| TASK DESCRIPTION |
The records below must be written out exactly, with every picture left behind.

| INPUT MATERIAL |
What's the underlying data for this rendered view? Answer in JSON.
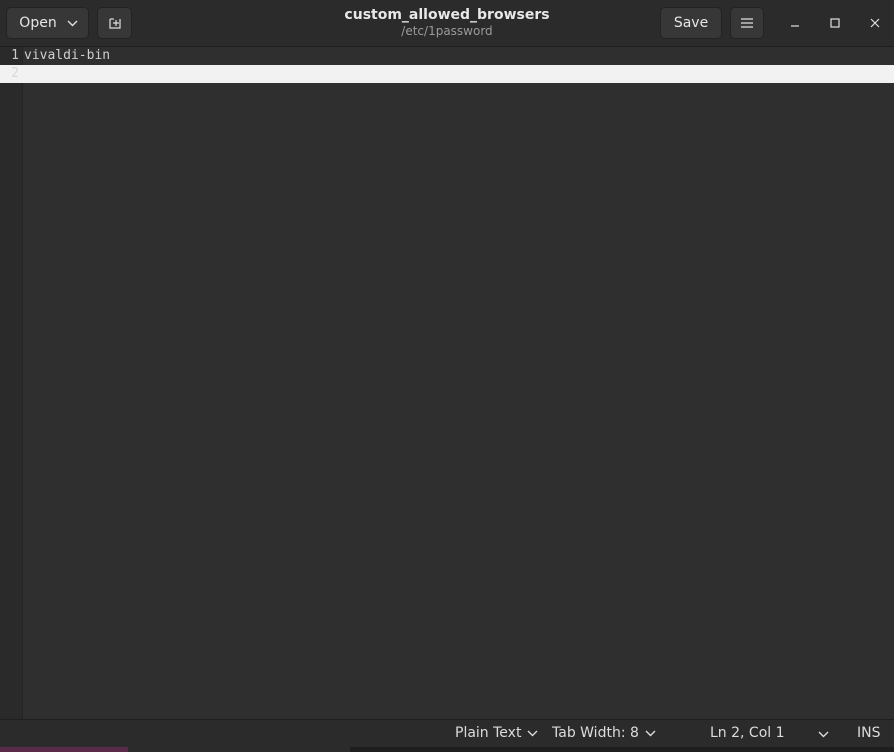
{
  "header": {
    "open_label": "Open",
    "title": "custom_allowed_browsers",
    "subtitle": "/etc/1password",
    "save_label": "Save"
  },
  "editor": {
    "lines": [
      {
        "number": "1",
        "text": "vivaldi-bin"
      },
      {
        "number": "2",
        "text": ""
      }
    ]
  },
  "statusbar": {
    "language": "Plain Text",
    "tab_width": "Tab Width: 8",
    "position": "Ln 2, Col 1",
    "mode": "INS"
  },
  "colors": {
    "background": "#2f2f2f",
    "current_line": "#f2f2f2",
    "text": "#cfcfcf"
  },
  "icons": [
    "chevron-down-icon",
    "new-tab-icon",
    "hamburger-menu-icon",
    "minimize-icon",
    "maximize-icon",
    "close-icon"
  ]
}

| SOLUTION |
What's the underlying data for this rendered view? Answer in JSON.
{
  "header": {
    "open_label": "Open",
    "title": "custom_allowed_browsers",
    "subtitle": "/etc/1password",
    "save_label": "Save"
  },
  "editor": {
    "lines": [
      {
        "number": "1",
        "text": "vivaldi-bin"
      },
      {
        "number": "2",
        "text": ""
      }
    ]
  },
  "statusbar": {
    "language": "Plain Text",
    "tab_width": "Tab Width: 8",
    "position": "Ln 2, Col 1",
    "mode": "INS"
  },
  "colors": {
    "background": "#2f2f2f",
    "current_line": "#f2f2f2",
    "text": "#cfcfcf"
  },
  "icons": [
    "chevron-down-icon",
    "new-tab-icon",
    "hamburger-menu-icon",
    "minimize-icon",
    "maximize-icon",
    "close-icon"
  ]
}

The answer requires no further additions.